[BRIEF]
All of the records that follow need to be copied word for word, without the pictures.

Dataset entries
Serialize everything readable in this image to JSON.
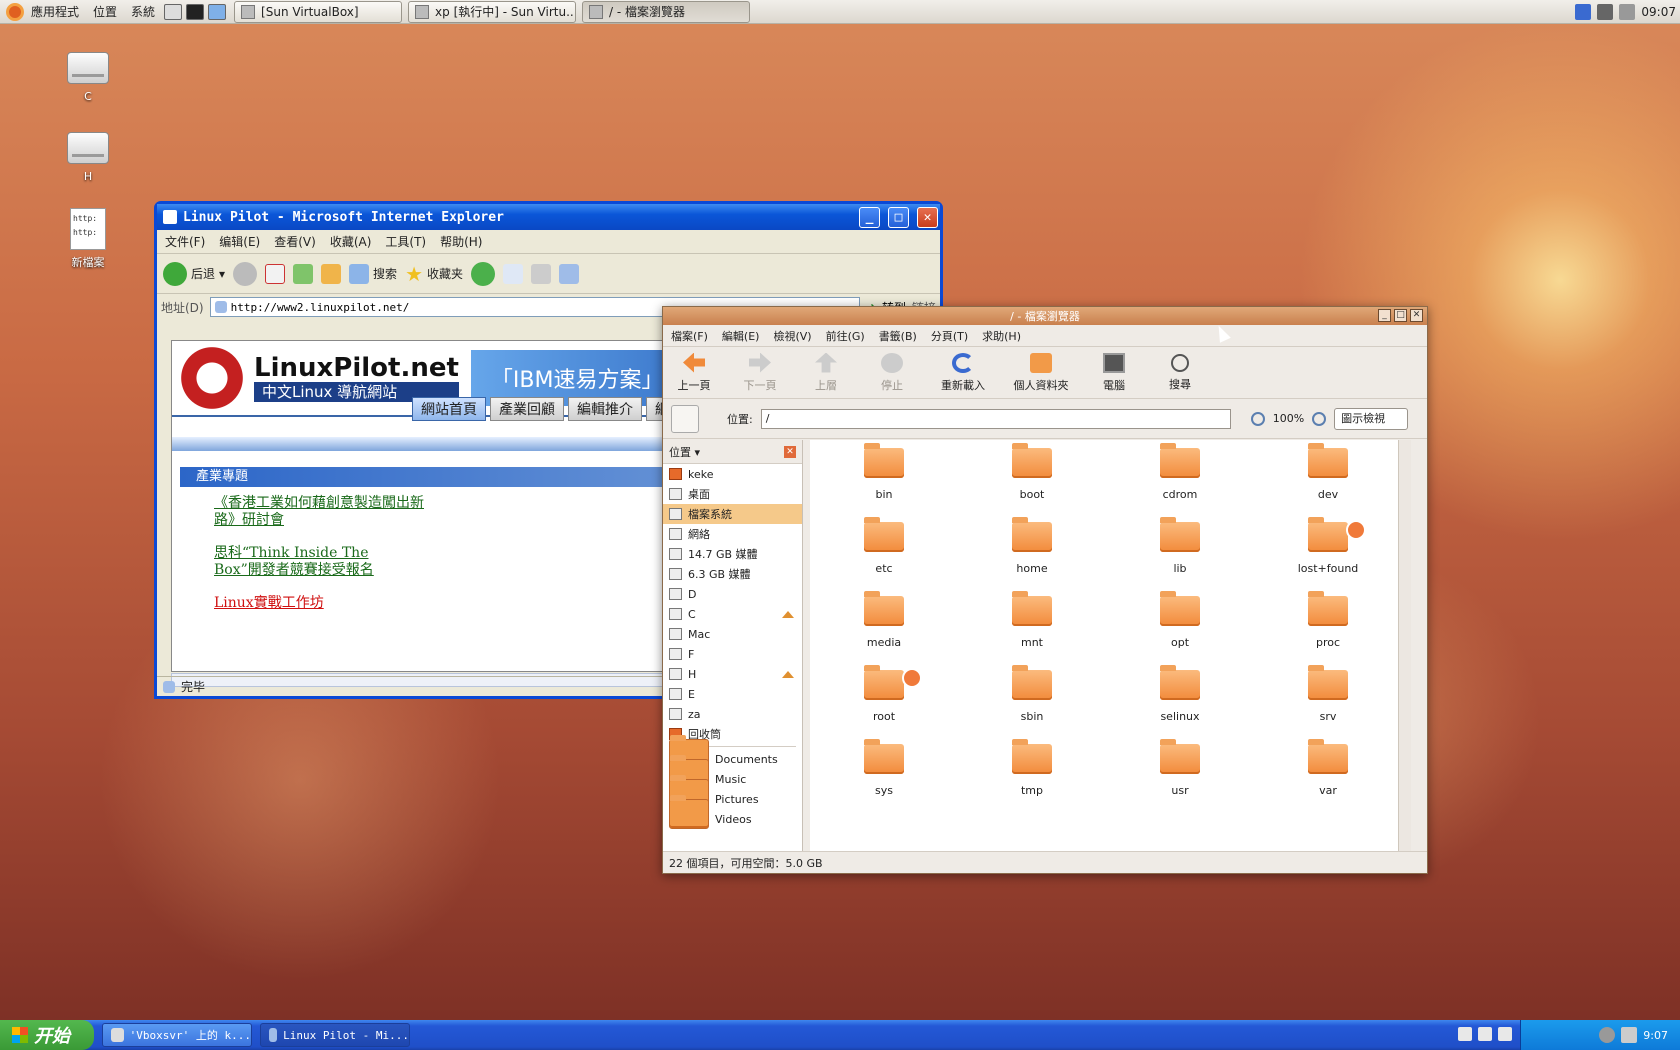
{
  "top_panel": {
    "menus": [
      "應用程式",
      "位置",
      "系統"
    ],
    "tasks": [
      {
        "label": "[Sun VirtualBox]"
      },
      {
        "label": "xp [執行中] - Sun Virtu..."
      },
      {
        "label": "/ - 檔案瀏覽器"
      }
    ],
    "clock": "09:07"
  },
  "desktop": {
    "icons": [
      {
        "label": "C"
      },
      {
        "label": "H"
      },
      {
        "label": "新檔案",
        "file_text": "http:\nhttp:"
      }
    ]
  },
  "ie": {
    "title": "Linux Pilot - Microsoft Internet Explorer",
    "menu": [
      "文件(F)",
      "编辑(E)",
      "查看(V)",
      "收藏(A)",
      "工具(T)",
      "帮助(H)"
    ],
    "toolbar": {
      "back": "后退",
      "search": "搜索",
      "favorites": "收藏夹"
    },
    "address_label": "地址(D)",
    "address": "http://www2.linuxpilot.net/",
    "go": "转到",
    "links": "链接",
    "status": "完毕",
    "page": {
      "site_name": "LinuxPilot.net",
      "site_sub": "中文Linux 導航網站",
      "banner": "「IBM速易方案」電子通訊",
      "tabs": [
        "網站首頁",
        "產業回顧",
        "編輯推介",
        "網"
      ],
      "section": "產業專題",
      "news": [
        "《香港工業如何藉創意製造闖出新路》研討會",
        "思科“Think Inside The Box”開發者競賽接受報名",
        "Linux實戰工作坊"
      ]
    }
  },
  "fb": {
    "title": "/ - 檔案瀏覽器",
    "menu": [
      "檔案(F)",
      "編輯(E)",
      "檢視(V)",
      "前往(G)",
      "書籤(B)",
      "分頁(T)",
      "求助(H)"
    ],
    "toolbar": {
      "back": "上一頁",
      "forward": "下一頁",
      "up": "上層",
      "stop": "停止",
      "reload": "重新載入",
      "home": "個人資料夾",
      "computer": "電腦",
      "search": "搜尋"
    },
    "location_label": "位置:",
    "location": "/",
    "zoom": "100%",
    "view": "圖示檢視",
    "sidebar_title": "位置",
    "sidebar": [
      "keke",
      "桌面",
      "檔案系統",
      "網絡",
      "14.7 GB 媒體",
      "6.3 GB 媒體",
      "D",
      "C",
      "Mac",
      "F",
      "H",
      "E",
      "za",
      "回收筒"
    ],
    "bookmarks": [
      "Documents",
      "Music",
      "Pictures",
      "Videos"
    ],
    "files": [
      "bin",
      "boot",
      "cdrom",
      "dev",
      "etc",
      "home",
      "lib",
      "lost+found",
      "media",
      "mnt",
      "opt",
      "proc",
      "root",
      "sbin",
      "selinux",
      "srv",
      "sys",
      "tmp",
      "usr",
      "var"
    ],
    "status": "22 個項目，可用空間：5.0 GB"
  },
  "xp_taskbar": {
    "start": "开始",
    "tasks": [
      "'Vboxsvr' 上的 k...",
      "Linux Pilot - Mi..."
    ],
    "clock": "9:07"
  }
}
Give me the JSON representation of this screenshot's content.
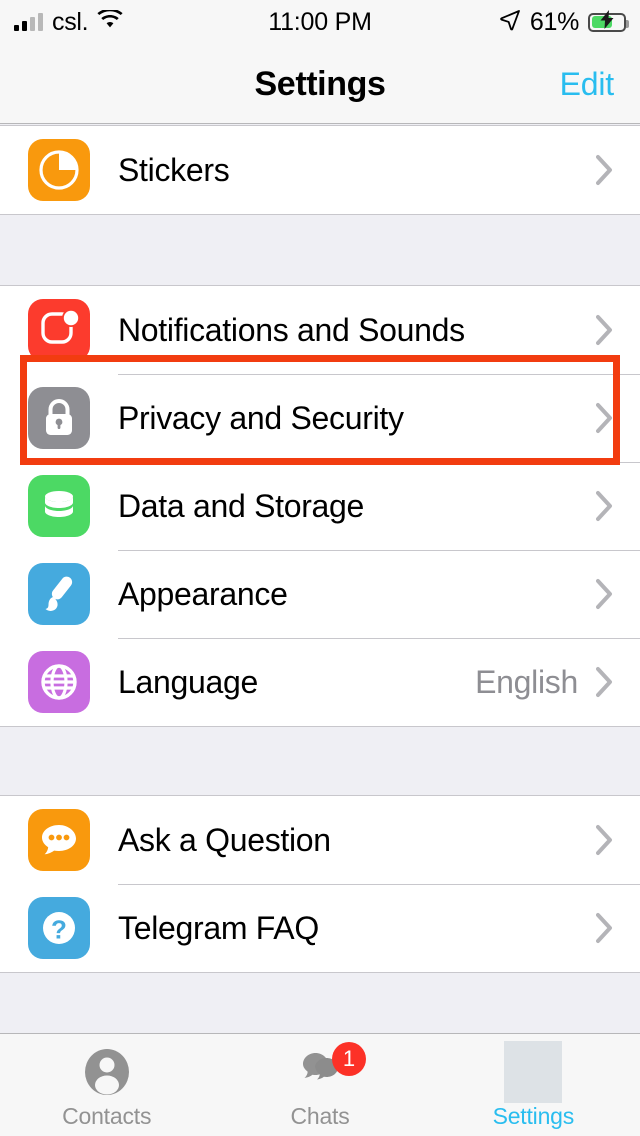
{
  "status_bar": {
    "carrier": "csl.",
    "time": "11:00 PM",
    "battery_percent": "61%",
    "signal_icon": "signal-bars-icon",
    "wifi_icon": "wifi-icon",
    "location_icon": "location-arrow-icon",
    "battery_icon": "battery-charging-icon"
  },
  "nav": {
    "title": "Settings",
    "edit_label": "Edit"
  },
  "groups": [
    {
      "rows": [
        {
          "label": "Stickers",
          "value": "",
          "icon": "stickers-icon",
          "icon_class": "ic-stickers"
        }
      ]
    },
    {
      "rows": [
        {
          "label": "Notifications and Sounds",
          "value": "",
          "icon": "notifications-icon",
          "icon_class": "ic-notif"
        },
        {
          "label": "Privacy and Security",
          "value": "",
          "icon": "lock-icon",
          "icon_class": "ic-privacy"
        },
        {
          "label": "Data and Storage",
          "value": "",
          "icon": "database-icon",
          "icon_class": "ic-data"
        },
        {
          "label": "Appearance",
          "value": "",
          "icon": "paintbrush-icon",
          "icon_class": "ic-appearance"
        },
        {
          "label": "Language",
          "value": "English",
          "icon": "globe-icon",
          "icon_class": "ic-language"
        }
      ]
    },
    {
      "rows": [
        {
          "label": "Ask a Question",
          "value": "",
          "icon": "chat-bubble-dots-icon",
          "icon_class": "ic-ask"
        },
        {
          "label": "Telegram FAQ",
          "value": "",
          "icon": "question-mark-icon",
          "icon_class": "ic-faq"
        }
      ]
    }
  ],
  "highlight": {
    "target_row": "Privacy and Security",
    "color": "#F23C10"
  },
  "tab_bar": {
    "tabs": [
      {
        "label": "Contacts",
        "icon": "person-icon",
        "active": false,
        "badge": ""
      },
      {
        "label": "Chats",
        "icon": "chats-bubbles-icon",
        "active": false,
        "badge": "1"
      },
      {
        "label": "Settings",
        "icon": "settings-placeholder-icon",
        "active": true,
        "badge": ""
      }
    ]
  },
  "colors": {
    "accent": "#29BDEF",
    "badge_red": "#FC3127",
    "highlight_red": "#F23C10",
    "separator": "#C8C7CC",
    "group_bg": "#EFEFF4"
  }
}
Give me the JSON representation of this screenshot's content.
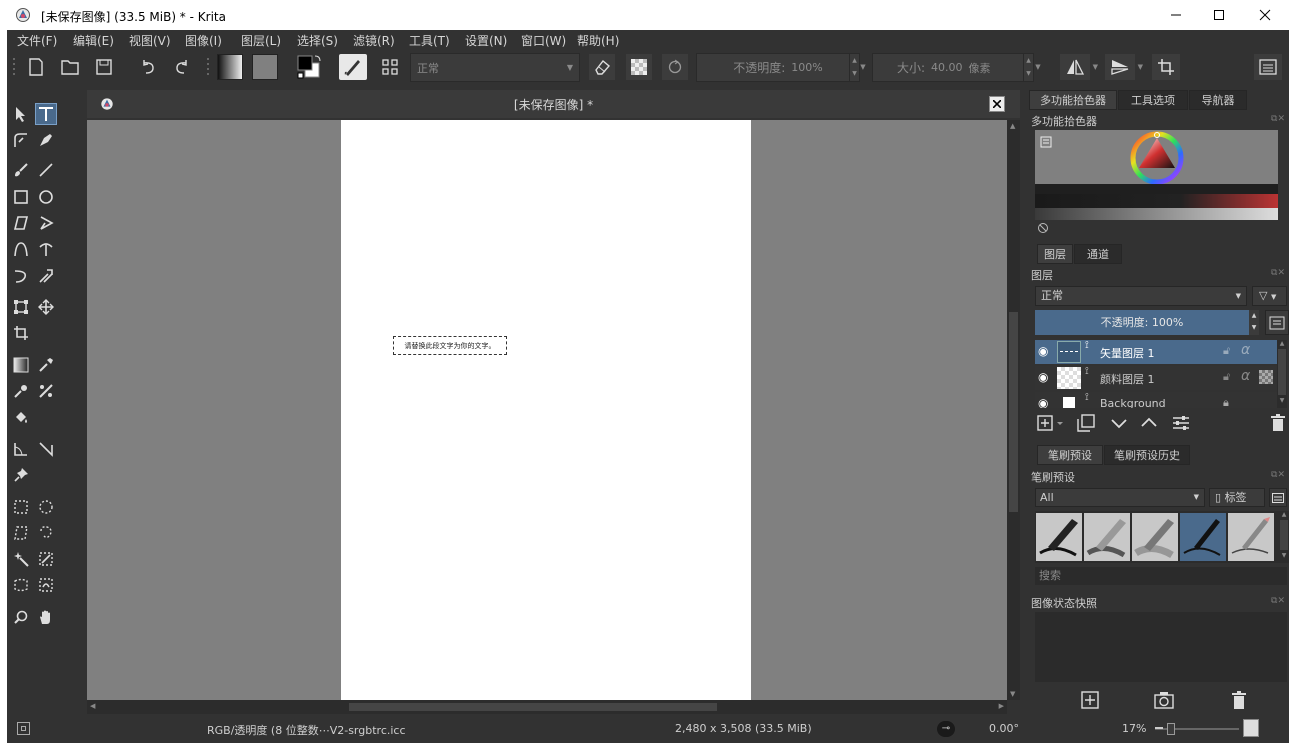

[RESULT]
Serialize everything readable in this image to JSON.
{
  "top_panel": {
    "menus": [
      "應用程式",
      "位置",
      "系統"
    ],
    "tasks": [
      {
        "label": "[Sun VirtualBox]"
      },
      {
        "label": "xp [執行中] - Sun Virtu..."
      },
      {
        "label": "/ - 檔案瀏覽器"
      }
    ],
    "clock": "09:07"
  },
  "desktop": {
    "icons": [
      {
        "label": "C"
      },
      {
        "label": "H"
      },
      {
        "label": "新檔案",
        "file_text": "http:\nhttp:"
      }
    ]
  },
  "ie": {
    "title": "Linux Pilot - Microsoft Internet Explorer",
    "menu": [
      "文件(F)",
      "编辑(E)",
      "查看(V)",
      "收藏(A)",
      "工具(T)",
      "帮助(H)"
    ],
    "toolbar": {
      "back": "后退",
      "search": "搜索",
      "favorites": "收藏夹"
    },
    "address_label": "地址(D)",
    "address": "http://www2.linuxpilot.net/",
    "go": "转到",
    "links": "链接",
    "status": "完毕",
    "page": {
      "site_name": "LinuxPilot.net",
      "site_sub": "中文Linux 導航網站",
      "banner": "「IBM速易方案」電子通訊",
      "tabs": [
        "網站首頁",
        "產業回顧",
        "編輯推介",
        "網"
      ],
      "section": "產業專題",
      "news": [
        "《香港工業如何藉創意製造闖出新路》研討會",
        "思科“Think Inside The Box”開發者競賽接受報名",
        "Linux實戰工作坊"
      ]
    }
  },
  "fb": {
    "title": "/ - 檔案瀏覽器",
    "menu": [
      "檔案(F)",
      "編輯(E)",
      "檢視(V)",
      "前往(G)",
      "書籤(B)",
      "分頁(T)",
      "求助(H)"
    ],
    "toolbar": {
      "back": "上一頁",
      "forward": "下一頁",
      "up": "上層",
      "stop": "停止",
      "reload": "重新載入",
      "home": "個人資料夾",
      "computer": "電腦",
      "search": "搜尋"
    },
    "location_label": "位置:",
    "location": "/",
    "zoom": "100%",
    "view": "圖示檢視",
    "sidebar_title": "位置",
    "sidebar": [
      "keke",
      "桌面",
      "檔案系統",
      "網絡",
      "14.7 GB 媒體",
      "6.3 GB 媒體",
      "D",
      "C",
      "Mac",
      "F",
      "H",
      "E",
      "za",
      "回收筒"
    ],
    "bookmarks": [
      "Documents",
      "Music",
      "Pictures",
      "Videos"
    ],
    "files": [
      "bin",
      "boot",
      "cdrom",
      "dev",
      "etc",
      "home",
      "lib",
      "lost+found",
      "media",
      "mnt",
      "opt",
      "proc",
      "root",
      "sbin",
      "selinux",
      "srv",
      "sys",
      "tmp",
      "usr",
      "var"
    ],
    "status": "22 個項目，可用空間：5.0 GB"
  },
  "xp_taskbar": {
    "start": "开始",
    "tasks": [
      "'Vboxsvr' 上的 k...",
      "Linux Pilot - Mi..."
    ],
    "clock": "9:07"
  }
}
Give me the JSON representation of this screenshot's content.
{
  "status_bar": {
    "carrier": "csl.",
    "time": "11:00 PM",
    "battery_percent": "61%",
    "signal_icon": "signal-bars-icon",
    "wifi_icon": "wifi-icon",
    "location_icon": "location-arrow-icon",
    "battery_icon": "battery-charging-icon"
  },
  "nav": {
    "title": "Settings",
    "edit_label": "Edit"
  },
  "groups": [
    {
      "rows": [
        {
          "label": "Stickers",
          "value": "",
          "icon": "stickers-icon",
          "icon_class": "ic-stickers"
        }
      ]
    },
    {
      "rows": [
        {
          "label": "Notifications and Sounds",
          "value": "",
          "icon": "notifications-icon",
          "icon_class": "ic-notif"
        },
        {
          "label": "Privacy and Security",
          "value": "",
          "icon": "lock-icon",
          "icon_class": "ic-privacy"
        },
        {
          "label": "Data and Storage",
          "value": "",
          "icon": "database-icon",
          "icon_class": "ic-data"
        },
        {
          "label": "Appearance",
          "value": "",
          "icon": "paintbrush-icon",
          "icon_class": "ic-appearance"
        },
        {
          "label": "Language",
          "value": "English",
          "icon": "globe-icon",
          "icon_class": "ic-language"
        }
      ]
    },
    {
      "rows": [
        {
          "label": "Ask a Question",
          "value": "",
          "icon": "chat-bubble-dots-icon",
          "icon_class": "ic-ask"
        },
        {
          "label": "Telegram FAQ",
          "value": "",
          "icon": "question-mark-icon",
          "icon_class": "ic-faq"
        }
      ]
    }
  ],
  "highlight": {
    "target_row": "Privacy and Security",
    "color": "#F23C10"
  },
  "tab_bar": {
    "tabs": [
      {
        "label": "Contacts",
        "icon": "person-icon",
        "active": false,
        "badge": ""
      },
      {
        "label": "Chats",
        "icon": "chats-bubbles-icon",
        "active": false,
        "badge": "1"
      },
      {
        "label": "Settings",
        "icon": "settings-placeholder-icon",
        "active": true,
        "badge": ""
      }
    ]
  },
  "colors": {
    "accent": "#29BDEF",
    "badge_red": "#FC3127",
    "highlight_red": "#F23C10",
    "separator": "#C8C7CC",
    "group_bg": "#EFEFF4"
  }
}
Give me the JSON representation of this screenshot's content.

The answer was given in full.